Our Lady of Guadalupe Trappist Abbey is in Lafayette, Oregon. I paid $33.17 to receive 2 one-pound fruitcakes--but that included about $10 in postage. This was back about a month, and now when I see their site, I don't even see the option to purchase the one pound fruitcake. Instead, they have a three pound loaf, which comes in a "handsome container," something I missed. They must change their offering seasonally--this being gladsome fruitcake season and all.
The one-pound fruitcakes are really adorable:
Maybe a little perspective is needed here. Here's the box next to the horrible Hickory Farms fruitcake tin:
They're really tiny but would be perfect for giving. I imagine this is an easier size for the abbey to handle during non-fruitcake season, as well.
So here's the cake itself:
You'll have to excuse the shrink wrap on there; I had already cut into the other one-pound cake and didn't want to have two going at once. Isn't that a cute little size?The ingredients panel on the box has to be one of the most intimidating and truthful lists ever. I felt like I was reading the small print on a contract, what with the parentheses and brackets- inside-of-parentheses. Every single ingredient, whether it be in the cake, the preserved fruits, or the enriched flour, is there for all to see. This is a full-disclosure list of ingredients. That being said, I didn't find anything too horrible besides the expected chemicals in the preserved fruit, margarine instead of butter, and artificial butter flavor to make up for it. The list also included a delightful little ingredient named "Sheri-rumco Flavor." I'm guessing this gives a . . . hmmmm . . . sherry- or rum-like flavor? In any case, I could find no evidence of this ingredient or the manufacturer of it anywhere, on all of the Internets. Go ahead, Google it. I'll wait.
Didn't find anything, did you? All right, all right, maybe you did, but not much, eh? Well, anyway, it's in this cake, along with brandy, which taken altogether give a pretty good, boozy flavor - not overly so, not underly so, just about right.
This isn't a cake for people who don't like chunks. The batter in this fruitcake serves as binder for good-sized chunks of pineapple, cherries, raisins, walnuts, and pecans. With honey and the aforementioned alcohols and alcohol flavors, one ends up with a really nice, balanced, good-tasting monastery fruitcake. I've been contentedly munching my way through a pound of it for the past couple weeks, and enjoying every slice.

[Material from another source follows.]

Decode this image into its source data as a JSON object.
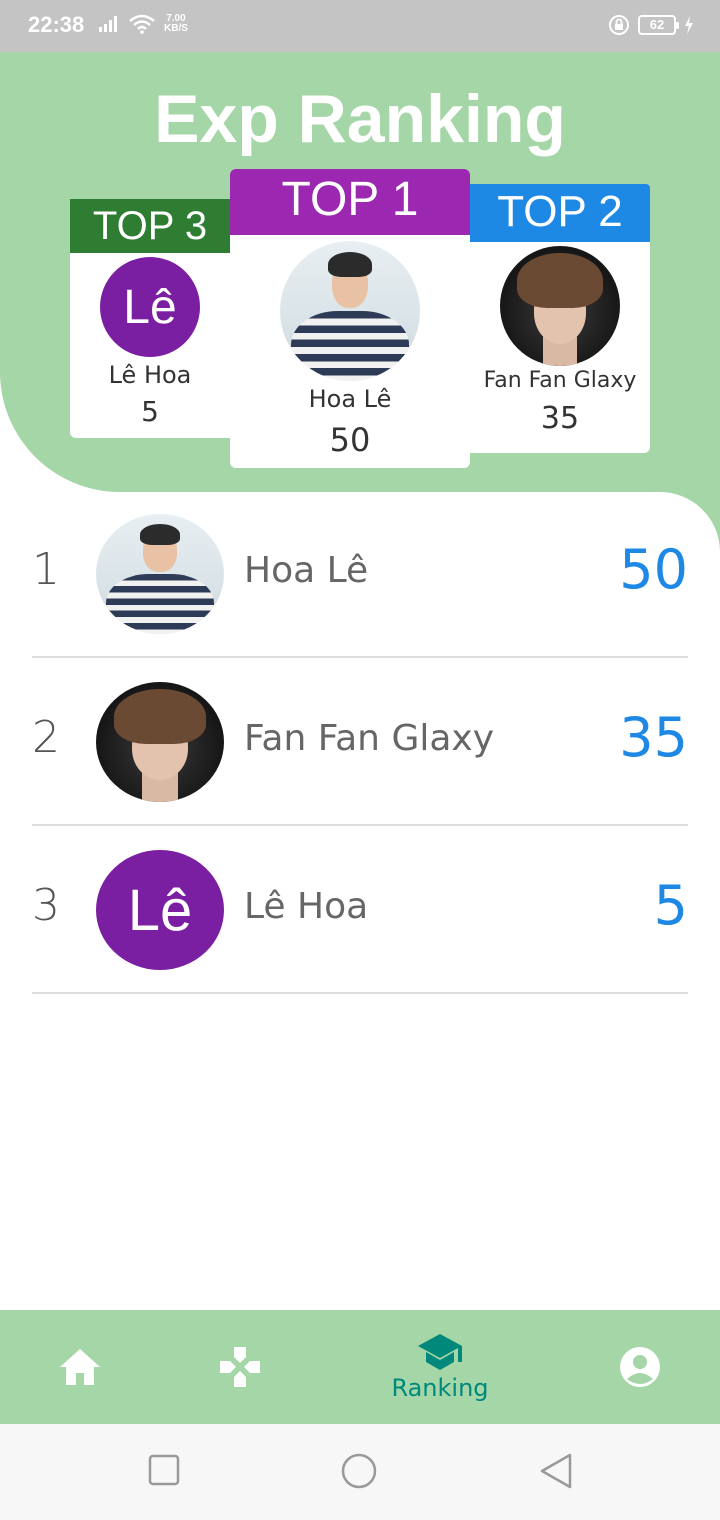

I really like the small one-pound boxes. Although these may not be available year-round, for those of you who want to give just a small amount of fruitcake as a gift or hostess present(unappreciated you will be if you choose to foist a full-size fruitcake on the unappreciative masses), you may want to consider these cute little numbers.
UPDATE: Commenter JP (thanks) has also waxed poetic about this fruitcake, and pointed out that one-pounders are still available (and individually, as well) at chefshop.com. Chefshop also has a story up about the monastery.
ANOTHER UPDATE: Yep, the monks have sold out of their fruitcakes. So as JP indicated, the best place to get them is chefshop.com.
AND ANOTHER: I think we bought 'em all, folks. Looks like chefshop.com is out as well.Check the comments for any updates.